[Task] Set down the records again, keeping each line exactly as it is.

[Information supplied]

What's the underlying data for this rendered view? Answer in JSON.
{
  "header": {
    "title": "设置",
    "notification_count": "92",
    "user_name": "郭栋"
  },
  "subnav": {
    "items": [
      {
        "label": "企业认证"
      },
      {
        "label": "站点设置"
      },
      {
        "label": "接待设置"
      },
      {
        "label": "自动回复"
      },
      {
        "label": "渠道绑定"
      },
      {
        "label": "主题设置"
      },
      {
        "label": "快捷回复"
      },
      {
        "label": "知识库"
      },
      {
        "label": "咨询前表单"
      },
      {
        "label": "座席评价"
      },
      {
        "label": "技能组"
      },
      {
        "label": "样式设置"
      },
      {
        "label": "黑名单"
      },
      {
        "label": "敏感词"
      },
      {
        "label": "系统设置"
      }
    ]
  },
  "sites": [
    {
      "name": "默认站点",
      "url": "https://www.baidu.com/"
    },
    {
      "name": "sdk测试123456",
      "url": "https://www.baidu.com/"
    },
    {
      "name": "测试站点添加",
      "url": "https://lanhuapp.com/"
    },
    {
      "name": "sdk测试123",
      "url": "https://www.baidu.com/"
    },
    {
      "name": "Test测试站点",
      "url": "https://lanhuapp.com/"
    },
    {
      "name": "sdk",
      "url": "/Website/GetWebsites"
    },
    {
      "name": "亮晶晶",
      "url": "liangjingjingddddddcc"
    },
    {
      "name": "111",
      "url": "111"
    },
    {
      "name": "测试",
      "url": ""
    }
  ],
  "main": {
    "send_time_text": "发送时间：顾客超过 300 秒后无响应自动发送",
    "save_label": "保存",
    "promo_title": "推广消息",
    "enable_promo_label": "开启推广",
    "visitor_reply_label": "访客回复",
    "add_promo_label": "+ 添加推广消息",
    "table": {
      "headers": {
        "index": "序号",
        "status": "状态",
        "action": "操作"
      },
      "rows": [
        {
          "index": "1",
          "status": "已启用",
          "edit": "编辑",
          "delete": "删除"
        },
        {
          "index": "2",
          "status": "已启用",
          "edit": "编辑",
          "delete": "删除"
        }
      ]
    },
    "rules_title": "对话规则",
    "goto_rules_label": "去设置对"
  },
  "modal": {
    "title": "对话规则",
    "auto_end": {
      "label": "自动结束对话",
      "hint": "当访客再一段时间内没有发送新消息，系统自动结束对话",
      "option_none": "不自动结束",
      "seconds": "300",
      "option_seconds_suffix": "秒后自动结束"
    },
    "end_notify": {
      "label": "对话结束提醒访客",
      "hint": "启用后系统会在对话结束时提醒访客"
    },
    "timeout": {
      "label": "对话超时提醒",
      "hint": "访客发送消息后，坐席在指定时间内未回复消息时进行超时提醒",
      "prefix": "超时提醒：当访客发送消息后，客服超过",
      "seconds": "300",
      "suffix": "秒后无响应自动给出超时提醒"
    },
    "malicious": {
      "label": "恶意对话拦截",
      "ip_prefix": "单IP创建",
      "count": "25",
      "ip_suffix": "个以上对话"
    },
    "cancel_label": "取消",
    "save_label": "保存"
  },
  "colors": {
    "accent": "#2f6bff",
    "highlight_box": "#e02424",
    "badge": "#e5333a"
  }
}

[Answer section]
What's the underlying data for this rendered view? Answer in JSON.
{
  "header": {
    "title": "设置",
    "notification_count": "92",
    "user_name": "郭栋"
  },
  "subnav": {
    "items": [
      {
        "label": "企业认证"
      },
      {
        "label": "站点设置"
      },
      {
        "label": "接待设置"
      },
      {
        "label": "自动回复"
      },
      {
        "label": "渠道绑定"
      },
      {
        "label": "主题设置"
      },
      {
        "label": "快捷回复"
      },
      {
        "label": "知识库"
      },
      {
        "label": "咨询前表单"
      },
      {
        "label": "座席评价"
      },
      {
        "label": "技能组"
      },
      {
        "label": "样式设置"
      },
      {
        "label": "黑名单"
      },
      {
        "label": "敏感词"
      },
      {
        "label": "系统设置"
      }
    ]
  },
  "sites": [
    {
      "name": "默认站点",
      "url": "https://www.baidu.com/"
    },
    {
      "name": "sdk测试123456",
      "url": "https://www.baidu.com/"
    },
    {
      "name": "测试站点添加",
      "url": "https://lanhuapp.com/"
    },
    {
      "name": "sdk测试123",
      "url": "https://www.baidu.com/"
    },
    {
      "name": "Test测试站点",
      "url": "https://lanhuapp.com/"
    },
    {
      "name": "sdk",
      "url": "/Website/GetWebsites"
    },
    {
      "name": "亮晶晶",
      "url": "liangjingjingddddddcc"
    },
    {
      "name": "111",
      "url": "111"
    },
    {
      "name": "测试",
      "url": ""
    }
  ],
  "main": {
    "send_time_text": "发送时间：顾客超过 300 秒后无响应自动发送",
    "save_label": "保存",
    "promo_title": "推广消息",
    "enable_promo_label": "开启推广",
    "visitor_reply_label": "访客回复",
    "add_promo_label": "+ 添加推广消息",
    "table": {
      "headers": {
        "index": "序号",
        "status": "状态",
        "action": "操作"
      },
      "rows": [
        {
          "index": "1",
          "status": "已启用",
          "edit": "编辑",
          "delete": "删除"
        },
        {
          "index": "2",
          "status": "已启用",
          "edit": "编辑",
          "delete": "删除"
        }
      ]
    },
    "rules_title": "对话规则",
    "goto_rules_label": "去设置对"
  },
  "modal": {
    "title": "对话规则",
    "auto_end": {
      "label": "自动结束对话",
      "hint": "当访客再一段时间内没有发送新消息，系统自动结束对话",
      "option_none": "不自动结束",
      "seconds": "300",
      "option_seconds_suffix": "秒后自动结束"
    },
    "end_notify": {
      "label": "对话结束提醒访客",
      "hint": "启用后系统会在对话结束时提醒访客"
    },
    "timeout": {
      "label": "对话超时提醒",
      "hint": "访客发送消息后，坐席在指定时间内未回复消息时进行超时提醒",
      "prefix": "超时提醒：当访客发送消息后，客服超过",
      "seconds": "300",
      "suffix": "秒后无响应自动给出超时提醒"
    },
    "malicious": {
      "label": "恶意对话拦截",
      "ip_prefix": "单IP创建",
      "count": "25",
      "ip_suffix": "个以上对话"
    },
    "cancel_label": "取消",
    "save_label": "保存"
  },
  "colors": {
    "accent": "#2f6bff",
    "highlight_box": "#e02424",
    "badge": "#e5333a"
  }
}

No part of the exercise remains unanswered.